- "They Ain't Us: Identity as an Anti-Norm"
- W.I. Thomas "Definition of the Situation
- Links to the Sociology of Law Handbook readings
-- Chapter 1, part 1
-- Chapter 1, part 2
-- Chapter 2
Concepts/individuals to be covered:
- "justice," justice and JUSTICE
- media event
- "Cholo" style
- What is semiotics and justice? What is Manning trying to tell us?
- How does the Latino/Latina experience relate to semiotics and justice? Using this week's Latino/Latina readings, provide an example of "justice," justice, and JUSTICE.
- According to Luis Rodriguez, why does violence make sense in today's society? (from M&Z).
- What movies and/or television programs have you seen recently in which Latino/a stereotypes discussed in Mann & Zatz were depicted? Describe them. Were any of the images different, and if so, in what way? What inferences can you make if they have not changed? (from M&Z).
- Explain what is meant by the statement, "The color of skin is the color of crime." Do you agree with this statement? Why or why not? (from M&Z)
Suggested Creative Measures:
- Relate the current presidential campaign (or other statewide or local campaigns) to some of the issues mentioned in this week's readings.
- Beyond examples discussed in class, examine how the mass media portrays Latinos/Latinas as discussed in the Arrigo chapter on semiotics.
- Read one of the recommended books listed below on Latinos/Latinas. Email me a brief book review.

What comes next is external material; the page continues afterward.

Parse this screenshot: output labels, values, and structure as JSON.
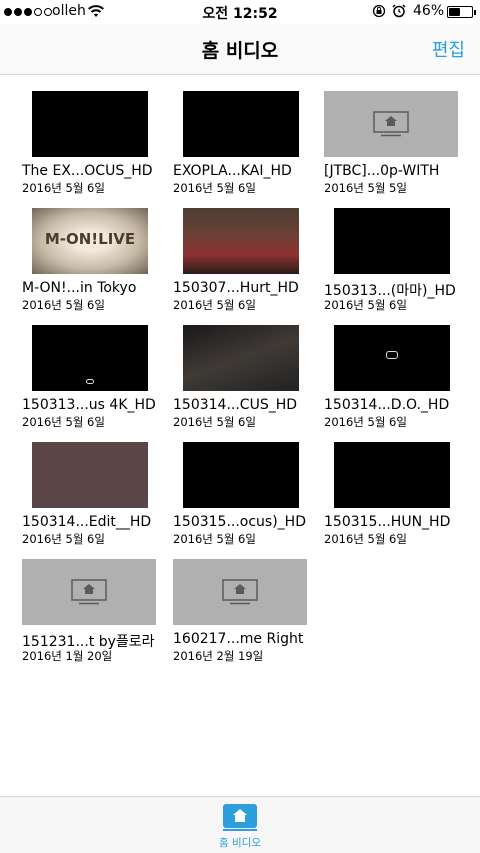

- Examine the stereotypes and the stereotyping of Latinos/Latinas. Select on stereotype and trace how and why this stereotype has changed from the past to present day?
- Trace either prime time television or movie images of Latinos/Latinas from past to present.
- Research one of the following Latinos/Latinas: Reies Tijerina, Cesar Chavez or other prominent Latino/Latina figures.
- Trace the historical and contemporary origins of the Brown Beret.
- Explore some of the political and economic strategies used by Latinos/Latinas (i.e., boycotting, strikes).
Luis Rodriguez. Always Running: La Vida Loco, Gang Days in L.A..
Rudolfo Acuna. Occupied America: A History of the Chicanos. [has not been released yet]
Susan Berk-Seligson. Bilingual Courtrooml.
Richard Rodriguez. Hunger of Memory.
Joan Moore. Going Down to the Barrio: Homeboys and Homegirls in Change.
Joan Moore. Homeboys: Gangs, Drugs, and Prison in the Barrios of Los Angeles.
----- . The Chicano Manifesto .